A day after my baby’s naming ceremony, my stepmother showed up at the house with her bags. She said she knew I needed the help even if I’d not asked. It was a shocking and pleasant surprise. I always had a decent relationship with her but didn’t think it was that strong to invite her to help with my baby. She stayed for two months, and it changed the course of our relationship. My son is three now, and he calls her granny anytime she shows up.
Growing up, I was a sick child. It was always one hospital trip to another. I watched my parents shape their lives around my needs. I couldn’t be left alone on weekends and they had to attend every hospital appointment even if it was on a Monday morning when they should both be on their way to work. It was hard watching them stretch for me, and I almost hated myself for it.
Thankfully, things got better as I got older and I was happy to see them go about their lives without living in constant worry of my health.

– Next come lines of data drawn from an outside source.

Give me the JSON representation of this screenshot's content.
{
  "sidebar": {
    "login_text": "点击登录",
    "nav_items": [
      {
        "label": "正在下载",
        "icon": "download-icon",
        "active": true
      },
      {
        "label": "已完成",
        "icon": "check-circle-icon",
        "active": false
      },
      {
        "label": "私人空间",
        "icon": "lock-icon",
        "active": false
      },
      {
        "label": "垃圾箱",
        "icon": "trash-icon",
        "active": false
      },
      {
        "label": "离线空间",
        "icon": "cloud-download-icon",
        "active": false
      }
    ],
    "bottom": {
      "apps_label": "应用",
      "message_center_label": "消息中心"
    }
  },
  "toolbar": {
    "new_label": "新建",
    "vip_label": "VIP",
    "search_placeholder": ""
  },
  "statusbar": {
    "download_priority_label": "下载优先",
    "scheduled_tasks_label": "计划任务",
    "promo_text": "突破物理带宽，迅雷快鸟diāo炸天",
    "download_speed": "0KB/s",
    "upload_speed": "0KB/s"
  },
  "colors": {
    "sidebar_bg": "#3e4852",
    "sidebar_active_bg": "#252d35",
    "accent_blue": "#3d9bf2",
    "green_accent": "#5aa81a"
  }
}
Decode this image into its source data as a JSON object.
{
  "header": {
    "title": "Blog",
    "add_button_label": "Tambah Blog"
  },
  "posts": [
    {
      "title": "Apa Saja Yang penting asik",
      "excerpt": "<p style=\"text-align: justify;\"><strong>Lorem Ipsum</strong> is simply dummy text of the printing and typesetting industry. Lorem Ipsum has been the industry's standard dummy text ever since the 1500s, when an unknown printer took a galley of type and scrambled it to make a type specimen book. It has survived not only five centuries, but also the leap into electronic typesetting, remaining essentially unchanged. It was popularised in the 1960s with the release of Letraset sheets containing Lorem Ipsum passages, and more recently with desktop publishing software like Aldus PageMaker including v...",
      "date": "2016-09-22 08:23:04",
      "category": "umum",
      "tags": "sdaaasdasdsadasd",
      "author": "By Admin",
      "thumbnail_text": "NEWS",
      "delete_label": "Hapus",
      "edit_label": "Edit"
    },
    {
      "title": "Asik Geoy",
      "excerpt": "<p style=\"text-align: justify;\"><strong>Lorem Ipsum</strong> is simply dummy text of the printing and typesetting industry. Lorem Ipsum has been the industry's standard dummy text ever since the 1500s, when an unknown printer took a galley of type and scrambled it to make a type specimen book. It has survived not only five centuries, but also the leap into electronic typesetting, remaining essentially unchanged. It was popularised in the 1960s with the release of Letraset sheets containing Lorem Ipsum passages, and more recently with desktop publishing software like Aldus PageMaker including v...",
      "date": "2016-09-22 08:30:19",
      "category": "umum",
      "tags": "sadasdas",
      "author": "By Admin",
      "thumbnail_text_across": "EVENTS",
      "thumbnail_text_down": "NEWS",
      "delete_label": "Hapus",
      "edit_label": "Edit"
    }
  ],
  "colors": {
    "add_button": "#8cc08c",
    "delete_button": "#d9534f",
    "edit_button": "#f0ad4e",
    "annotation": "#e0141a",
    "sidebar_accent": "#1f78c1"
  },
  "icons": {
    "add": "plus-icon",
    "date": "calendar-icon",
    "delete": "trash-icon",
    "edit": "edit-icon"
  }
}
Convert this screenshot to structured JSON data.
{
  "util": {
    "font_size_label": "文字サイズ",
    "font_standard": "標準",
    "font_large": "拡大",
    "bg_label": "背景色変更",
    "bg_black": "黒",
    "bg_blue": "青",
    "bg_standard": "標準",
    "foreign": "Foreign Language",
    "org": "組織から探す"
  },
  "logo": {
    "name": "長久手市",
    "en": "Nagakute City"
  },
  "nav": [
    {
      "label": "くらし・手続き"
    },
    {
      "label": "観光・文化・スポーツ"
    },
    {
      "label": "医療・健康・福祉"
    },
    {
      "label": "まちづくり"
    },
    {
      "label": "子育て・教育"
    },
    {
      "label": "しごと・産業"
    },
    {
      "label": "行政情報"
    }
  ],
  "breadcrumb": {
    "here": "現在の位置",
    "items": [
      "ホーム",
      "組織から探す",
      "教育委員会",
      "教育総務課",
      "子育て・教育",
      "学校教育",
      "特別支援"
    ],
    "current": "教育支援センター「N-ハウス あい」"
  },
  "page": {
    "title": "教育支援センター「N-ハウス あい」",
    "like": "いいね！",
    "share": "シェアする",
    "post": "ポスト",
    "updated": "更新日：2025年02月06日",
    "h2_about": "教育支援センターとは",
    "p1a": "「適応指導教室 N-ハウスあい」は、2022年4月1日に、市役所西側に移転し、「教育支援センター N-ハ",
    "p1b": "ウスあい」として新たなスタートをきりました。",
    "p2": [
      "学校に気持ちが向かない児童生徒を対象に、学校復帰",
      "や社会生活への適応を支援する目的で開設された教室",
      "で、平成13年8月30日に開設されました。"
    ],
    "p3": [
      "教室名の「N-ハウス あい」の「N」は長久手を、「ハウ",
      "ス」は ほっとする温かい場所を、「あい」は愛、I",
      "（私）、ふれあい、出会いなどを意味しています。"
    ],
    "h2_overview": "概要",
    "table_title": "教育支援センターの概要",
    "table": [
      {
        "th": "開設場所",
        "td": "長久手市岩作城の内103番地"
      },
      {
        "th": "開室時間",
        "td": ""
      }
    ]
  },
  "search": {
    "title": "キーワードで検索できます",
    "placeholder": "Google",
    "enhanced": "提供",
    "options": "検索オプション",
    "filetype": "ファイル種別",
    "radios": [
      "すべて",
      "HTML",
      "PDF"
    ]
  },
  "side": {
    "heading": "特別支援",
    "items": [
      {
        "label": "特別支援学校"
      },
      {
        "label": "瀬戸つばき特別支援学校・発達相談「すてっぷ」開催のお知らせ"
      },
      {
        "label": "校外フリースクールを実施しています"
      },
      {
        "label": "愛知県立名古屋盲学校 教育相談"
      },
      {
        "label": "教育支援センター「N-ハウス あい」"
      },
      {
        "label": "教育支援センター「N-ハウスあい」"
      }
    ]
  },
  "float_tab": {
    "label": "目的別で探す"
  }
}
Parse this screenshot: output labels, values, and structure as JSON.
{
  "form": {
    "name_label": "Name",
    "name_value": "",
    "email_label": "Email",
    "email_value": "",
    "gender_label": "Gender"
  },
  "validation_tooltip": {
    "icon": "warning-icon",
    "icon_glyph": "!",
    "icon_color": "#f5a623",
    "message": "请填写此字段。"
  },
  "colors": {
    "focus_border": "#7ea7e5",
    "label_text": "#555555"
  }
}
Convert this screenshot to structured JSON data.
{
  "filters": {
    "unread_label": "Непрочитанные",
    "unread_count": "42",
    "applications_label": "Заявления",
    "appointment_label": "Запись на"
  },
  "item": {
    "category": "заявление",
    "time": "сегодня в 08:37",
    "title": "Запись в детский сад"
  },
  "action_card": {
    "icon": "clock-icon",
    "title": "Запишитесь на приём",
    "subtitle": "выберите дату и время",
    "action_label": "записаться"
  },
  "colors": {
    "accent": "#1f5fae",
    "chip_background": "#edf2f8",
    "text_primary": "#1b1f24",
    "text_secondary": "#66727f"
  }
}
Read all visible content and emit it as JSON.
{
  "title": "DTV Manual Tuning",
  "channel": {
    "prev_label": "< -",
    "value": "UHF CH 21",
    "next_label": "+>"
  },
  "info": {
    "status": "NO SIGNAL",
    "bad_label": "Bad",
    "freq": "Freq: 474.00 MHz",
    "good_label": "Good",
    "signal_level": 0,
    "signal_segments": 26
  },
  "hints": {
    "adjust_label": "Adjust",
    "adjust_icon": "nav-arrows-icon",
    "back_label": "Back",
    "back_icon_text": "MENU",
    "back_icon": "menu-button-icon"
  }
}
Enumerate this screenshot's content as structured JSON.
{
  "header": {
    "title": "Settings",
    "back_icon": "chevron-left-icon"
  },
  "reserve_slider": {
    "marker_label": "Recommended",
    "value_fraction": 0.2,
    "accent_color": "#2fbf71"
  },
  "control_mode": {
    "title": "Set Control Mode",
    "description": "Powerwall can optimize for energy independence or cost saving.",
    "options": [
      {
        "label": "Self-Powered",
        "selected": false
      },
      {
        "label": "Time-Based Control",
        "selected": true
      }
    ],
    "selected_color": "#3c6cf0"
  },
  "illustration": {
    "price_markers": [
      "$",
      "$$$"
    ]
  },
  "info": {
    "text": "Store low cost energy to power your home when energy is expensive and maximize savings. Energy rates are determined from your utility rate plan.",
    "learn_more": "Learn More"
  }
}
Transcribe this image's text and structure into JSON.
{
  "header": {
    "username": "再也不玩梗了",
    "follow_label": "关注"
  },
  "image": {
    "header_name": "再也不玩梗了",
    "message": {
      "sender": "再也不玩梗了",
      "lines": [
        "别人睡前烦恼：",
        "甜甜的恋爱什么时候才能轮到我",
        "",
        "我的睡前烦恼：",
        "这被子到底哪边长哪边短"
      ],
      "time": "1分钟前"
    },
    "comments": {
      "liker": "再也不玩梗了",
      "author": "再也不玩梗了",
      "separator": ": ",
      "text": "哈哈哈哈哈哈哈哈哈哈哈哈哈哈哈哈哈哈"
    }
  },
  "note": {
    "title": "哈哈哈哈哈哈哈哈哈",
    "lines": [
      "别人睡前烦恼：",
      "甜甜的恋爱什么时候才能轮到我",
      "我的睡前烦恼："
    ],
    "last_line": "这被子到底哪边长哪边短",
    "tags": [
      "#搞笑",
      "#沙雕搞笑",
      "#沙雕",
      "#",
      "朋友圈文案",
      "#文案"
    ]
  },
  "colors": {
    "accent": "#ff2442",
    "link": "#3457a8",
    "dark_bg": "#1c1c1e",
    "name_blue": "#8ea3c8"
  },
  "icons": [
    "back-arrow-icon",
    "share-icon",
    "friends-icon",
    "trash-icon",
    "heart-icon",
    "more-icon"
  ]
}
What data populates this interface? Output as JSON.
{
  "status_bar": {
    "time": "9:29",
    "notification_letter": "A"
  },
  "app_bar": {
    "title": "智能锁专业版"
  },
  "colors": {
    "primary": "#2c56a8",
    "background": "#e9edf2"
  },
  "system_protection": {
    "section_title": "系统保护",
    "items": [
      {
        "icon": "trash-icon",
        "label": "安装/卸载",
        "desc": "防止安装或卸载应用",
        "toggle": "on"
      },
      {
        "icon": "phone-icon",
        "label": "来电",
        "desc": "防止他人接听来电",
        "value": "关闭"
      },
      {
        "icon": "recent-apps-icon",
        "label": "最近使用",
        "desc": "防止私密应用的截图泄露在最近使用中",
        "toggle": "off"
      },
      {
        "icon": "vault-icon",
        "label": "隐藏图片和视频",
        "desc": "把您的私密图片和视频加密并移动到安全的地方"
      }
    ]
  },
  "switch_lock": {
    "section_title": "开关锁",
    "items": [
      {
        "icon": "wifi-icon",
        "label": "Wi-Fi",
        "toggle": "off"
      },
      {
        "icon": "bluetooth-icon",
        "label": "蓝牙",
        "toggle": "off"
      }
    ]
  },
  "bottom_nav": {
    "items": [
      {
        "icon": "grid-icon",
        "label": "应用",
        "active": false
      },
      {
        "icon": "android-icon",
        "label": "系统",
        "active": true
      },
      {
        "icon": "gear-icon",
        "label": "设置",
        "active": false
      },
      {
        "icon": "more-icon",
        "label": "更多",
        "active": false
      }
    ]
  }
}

Sadly, the sickness struck again when I was in senior secondary school. It felt like it came back with a vengeance for all the years that it let me be. Unfortunately, my mum had been transferred to Abuja. My dad and siblings tried, but with my mum away in Abuja, I didn’t feel like I had all the care I needed. I also didn’t want to be a big baby and request her presence so I just carried on. She came home a few weeks after I fell sick and even though I didn’t say it, she could see how much I needed her. For six months, my mum traveled down to Lagos every weekend just to be with me. If it took a toll on her, she never complained or showed.
My dad was a disciplinarian, but I guess it’s true what they say about old age softening people up. Since he retired, he’s been coming down from Abeokuta to Lagos every month to visit his three children every month. So a weekend is dedicated to each sibling. And he comes bearing gifts (mostly farm produce) every time.
Initially, it felt like it was too much because the visits were awkward. We hardly talked — He was either watching the TV, reading a newspaper or making small talk and he’d be ready to leave.
These days, I don’t even stress about buying things like palm oil, garri or elubo because I know daddy is coming at the end of the month. This has gone on for about three years now, and I think it has made me appreciate him more. He’s 78 years old, and sometimes, I worry about the stress he deals with driving from Abeokuta to Lagos every weekend, but I think it’s a discomfort he takes delight in.
*Names have been changed for the sake of anonymity.
You’ll have your fill of grilled, peppered or fried meat and many more at Zikoko’s meat festival on November 11. Have you bought your Burning Ram ticket? You can do that real quick here.